▶ TASK TO COMPLETE
Filter the entries below, keeping only lines with the word "content".

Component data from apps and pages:
++++++++

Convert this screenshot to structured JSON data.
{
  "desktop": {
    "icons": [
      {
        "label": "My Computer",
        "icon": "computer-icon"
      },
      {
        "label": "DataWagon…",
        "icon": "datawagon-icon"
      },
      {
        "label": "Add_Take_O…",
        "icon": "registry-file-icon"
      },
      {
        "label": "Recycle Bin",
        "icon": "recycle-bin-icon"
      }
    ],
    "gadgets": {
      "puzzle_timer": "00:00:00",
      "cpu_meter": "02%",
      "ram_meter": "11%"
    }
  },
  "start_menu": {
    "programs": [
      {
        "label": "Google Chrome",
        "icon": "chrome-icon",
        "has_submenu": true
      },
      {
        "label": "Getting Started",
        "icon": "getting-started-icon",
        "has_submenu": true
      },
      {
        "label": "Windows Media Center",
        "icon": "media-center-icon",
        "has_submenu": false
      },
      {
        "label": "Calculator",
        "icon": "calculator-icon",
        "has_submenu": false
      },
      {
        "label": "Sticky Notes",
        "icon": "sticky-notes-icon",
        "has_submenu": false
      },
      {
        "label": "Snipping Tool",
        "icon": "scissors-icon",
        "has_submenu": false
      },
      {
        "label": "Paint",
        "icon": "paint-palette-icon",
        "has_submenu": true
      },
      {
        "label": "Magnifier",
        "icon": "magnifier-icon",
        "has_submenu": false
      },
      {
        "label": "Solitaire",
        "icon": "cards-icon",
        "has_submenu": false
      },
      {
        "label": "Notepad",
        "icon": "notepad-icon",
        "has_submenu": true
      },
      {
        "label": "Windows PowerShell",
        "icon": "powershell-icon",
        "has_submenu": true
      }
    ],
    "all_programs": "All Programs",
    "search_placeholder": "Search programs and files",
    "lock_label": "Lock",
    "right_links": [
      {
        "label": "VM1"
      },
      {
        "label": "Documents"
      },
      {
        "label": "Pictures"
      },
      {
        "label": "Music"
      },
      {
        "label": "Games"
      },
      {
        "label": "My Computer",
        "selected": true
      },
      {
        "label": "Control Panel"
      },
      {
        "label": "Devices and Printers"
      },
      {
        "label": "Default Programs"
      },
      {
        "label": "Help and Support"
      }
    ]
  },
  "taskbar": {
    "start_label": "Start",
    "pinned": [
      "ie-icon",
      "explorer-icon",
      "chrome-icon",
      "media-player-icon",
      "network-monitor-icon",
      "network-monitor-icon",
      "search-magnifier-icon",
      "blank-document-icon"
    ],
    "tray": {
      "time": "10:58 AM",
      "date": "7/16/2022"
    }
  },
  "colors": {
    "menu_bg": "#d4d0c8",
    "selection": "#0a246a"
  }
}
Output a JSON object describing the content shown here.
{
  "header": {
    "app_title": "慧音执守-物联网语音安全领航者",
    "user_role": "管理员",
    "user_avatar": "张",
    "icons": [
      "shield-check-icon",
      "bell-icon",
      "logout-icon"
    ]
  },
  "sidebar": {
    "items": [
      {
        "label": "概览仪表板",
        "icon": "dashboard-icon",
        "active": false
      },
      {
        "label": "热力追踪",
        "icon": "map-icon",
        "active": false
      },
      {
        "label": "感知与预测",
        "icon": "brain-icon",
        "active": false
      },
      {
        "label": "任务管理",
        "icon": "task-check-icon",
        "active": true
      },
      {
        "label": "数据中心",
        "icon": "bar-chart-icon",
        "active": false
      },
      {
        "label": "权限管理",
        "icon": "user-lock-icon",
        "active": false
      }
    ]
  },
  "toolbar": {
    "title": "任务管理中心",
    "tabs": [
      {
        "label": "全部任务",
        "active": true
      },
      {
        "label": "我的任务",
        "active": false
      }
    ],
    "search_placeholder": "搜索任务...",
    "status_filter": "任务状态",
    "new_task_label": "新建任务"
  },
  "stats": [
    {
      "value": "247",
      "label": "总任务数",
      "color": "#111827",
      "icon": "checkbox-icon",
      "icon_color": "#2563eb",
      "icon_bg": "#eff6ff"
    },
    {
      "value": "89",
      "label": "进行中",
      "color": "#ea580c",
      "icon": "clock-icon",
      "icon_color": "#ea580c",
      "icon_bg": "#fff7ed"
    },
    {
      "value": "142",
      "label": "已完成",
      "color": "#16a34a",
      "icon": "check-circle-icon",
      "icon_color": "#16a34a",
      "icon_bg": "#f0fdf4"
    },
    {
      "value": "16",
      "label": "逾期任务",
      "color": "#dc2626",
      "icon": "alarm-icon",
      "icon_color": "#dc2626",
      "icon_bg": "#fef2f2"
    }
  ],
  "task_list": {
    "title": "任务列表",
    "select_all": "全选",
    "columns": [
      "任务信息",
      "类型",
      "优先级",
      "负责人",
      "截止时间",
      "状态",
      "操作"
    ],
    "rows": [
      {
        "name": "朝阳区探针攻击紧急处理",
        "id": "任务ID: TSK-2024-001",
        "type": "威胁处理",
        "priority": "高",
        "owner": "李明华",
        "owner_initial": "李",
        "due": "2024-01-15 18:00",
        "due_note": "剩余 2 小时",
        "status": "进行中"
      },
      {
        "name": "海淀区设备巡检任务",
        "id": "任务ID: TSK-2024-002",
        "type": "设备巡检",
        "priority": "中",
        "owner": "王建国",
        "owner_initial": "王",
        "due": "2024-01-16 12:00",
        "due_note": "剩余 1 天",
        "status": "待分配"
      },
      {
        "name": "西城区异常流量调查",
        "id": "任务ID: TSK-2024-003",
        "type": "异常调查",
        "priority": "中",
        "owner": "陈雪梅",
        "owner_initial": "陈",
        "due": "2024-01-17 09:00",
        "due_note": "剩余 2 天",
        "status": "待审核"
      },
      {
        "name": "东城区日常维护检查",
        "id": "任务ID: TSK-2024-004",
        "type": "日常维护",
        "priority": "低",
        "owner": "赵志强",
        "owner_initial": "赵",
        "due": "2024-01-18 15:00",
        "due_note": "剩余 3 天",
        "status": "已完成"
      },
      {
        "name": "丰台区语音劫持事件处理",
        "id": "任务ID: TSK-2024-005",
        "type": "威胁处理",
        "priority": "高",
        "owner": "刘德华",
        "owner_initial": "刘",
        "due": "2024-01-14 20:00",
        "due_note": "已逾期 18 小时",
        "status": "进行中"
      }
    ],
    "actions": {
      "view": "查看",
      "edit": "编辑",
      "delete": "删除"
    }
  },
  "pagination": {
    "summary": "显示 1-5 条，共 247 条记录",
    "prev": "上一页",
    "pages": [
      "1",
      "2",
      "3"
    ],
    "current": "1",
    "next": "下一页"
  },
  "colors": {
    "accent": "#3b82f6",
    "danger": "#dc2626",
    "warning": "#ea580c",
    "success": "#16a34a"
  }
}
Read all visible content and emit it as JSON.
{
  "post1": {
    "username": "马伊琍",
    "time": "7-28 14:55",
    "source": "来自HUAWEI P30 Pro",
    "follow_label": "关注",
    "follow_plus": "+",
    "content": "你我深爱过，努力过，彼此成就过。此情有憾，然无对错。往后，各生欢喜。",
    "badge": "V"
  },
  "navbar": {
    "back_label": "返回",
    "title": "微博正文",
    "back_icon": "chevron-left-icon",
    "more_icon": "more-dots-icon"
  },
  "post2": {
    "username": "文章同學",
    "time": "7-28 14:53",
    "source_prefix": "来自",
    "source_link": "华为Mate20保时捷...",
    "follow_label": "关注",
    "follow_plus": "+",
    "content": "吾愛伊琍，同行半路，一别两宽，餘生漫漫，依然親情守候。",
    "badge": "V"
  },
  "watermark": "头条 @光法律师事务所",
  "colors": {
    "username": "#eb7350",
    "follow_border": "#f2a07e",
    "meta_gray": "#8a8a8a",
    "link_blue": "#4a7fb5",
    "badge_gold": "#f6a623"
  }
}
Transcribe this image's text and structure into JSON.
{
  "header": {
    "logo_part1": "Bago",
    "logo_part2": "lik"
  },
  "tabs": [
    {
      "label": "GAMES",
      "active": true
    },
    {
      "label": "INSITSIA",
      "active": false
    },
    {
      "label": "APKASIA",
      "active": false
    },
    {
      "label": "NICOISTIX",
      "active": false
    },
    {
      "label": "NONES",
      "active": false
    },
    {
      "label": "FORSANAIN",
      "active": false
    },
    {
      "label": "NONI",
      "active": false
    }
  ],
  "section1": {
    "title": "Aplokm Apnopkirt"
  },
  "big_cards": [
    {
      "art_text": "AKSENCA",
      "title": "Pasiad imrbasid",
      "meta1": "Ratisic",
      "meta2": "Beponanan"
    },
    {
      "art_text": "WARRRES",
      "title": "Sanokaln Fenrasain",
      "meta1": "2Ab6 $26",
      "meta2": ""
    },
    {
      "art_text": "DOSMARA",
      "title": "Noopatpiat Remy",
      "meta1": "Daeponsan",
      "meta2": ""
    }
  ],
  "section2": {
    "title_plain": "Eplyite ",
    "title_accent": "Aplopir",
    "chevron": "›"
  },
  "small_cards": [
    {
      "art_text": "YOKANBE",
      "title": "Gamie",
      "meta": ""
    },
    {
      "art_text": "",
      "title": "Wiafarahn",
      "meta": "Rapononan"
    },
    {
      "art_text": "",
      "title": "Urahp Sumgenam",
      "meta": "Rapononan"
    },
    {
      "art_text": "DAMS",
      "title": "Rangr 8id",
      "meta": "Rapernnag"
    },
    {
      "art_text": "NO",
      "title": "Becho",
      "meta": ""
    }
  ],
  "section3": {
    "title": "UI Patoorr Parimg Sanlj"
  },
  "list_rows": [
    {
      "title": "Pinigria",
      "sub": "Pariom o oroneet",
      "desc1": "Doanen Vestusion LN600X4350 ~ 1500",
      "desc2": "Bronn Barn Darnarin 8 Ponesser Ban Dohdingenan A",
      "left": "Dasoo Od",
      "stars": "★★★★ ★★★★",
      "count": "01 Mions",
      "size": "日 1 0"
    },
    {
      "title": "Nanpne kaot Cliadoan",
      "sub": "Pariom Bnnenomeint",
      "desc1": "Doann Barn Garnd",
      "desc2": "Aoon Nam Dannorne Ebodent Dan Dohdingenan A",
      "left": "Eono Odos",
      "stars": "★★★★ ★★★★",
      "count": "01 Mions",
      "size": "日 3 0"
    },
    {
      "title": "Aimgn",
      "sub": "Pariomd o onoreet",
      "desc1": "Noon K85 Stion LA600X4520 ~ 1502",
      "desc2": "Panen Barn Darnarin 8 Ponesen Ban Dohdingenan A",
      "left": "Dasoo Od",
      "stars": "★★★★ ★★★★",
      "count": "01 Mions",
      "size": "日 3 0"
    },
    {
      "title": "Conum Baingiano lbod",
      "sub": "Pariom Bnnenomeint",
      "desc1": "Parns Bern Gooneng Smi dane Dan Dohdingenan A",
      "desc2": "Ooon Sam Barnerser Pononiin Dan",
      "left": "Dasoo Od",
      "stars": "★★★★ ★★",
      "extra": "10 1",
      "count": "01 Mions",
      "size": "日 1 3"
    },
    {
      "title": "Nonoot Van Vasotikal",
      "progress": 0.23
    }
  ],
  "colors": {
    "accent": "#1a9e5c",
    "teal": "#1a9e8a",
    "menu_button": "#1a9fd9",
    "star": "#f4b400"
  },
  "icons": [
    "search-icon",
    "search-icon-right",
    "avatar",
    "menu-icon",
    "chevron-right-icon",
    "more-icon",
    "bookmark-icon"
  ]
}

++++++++

▶ WORKED SOLUTION
Output a JSON object describing the content shown here.
Read all visible content and emit it as JSON.
    "content": "你我深爱过，努力过，彼此成就过。此情有憾，然无对错。往后，各生欢喜。",
    "content": "吾愛伊琍，同行半路，一别两宽，餘生漫漫，依然親情守候。",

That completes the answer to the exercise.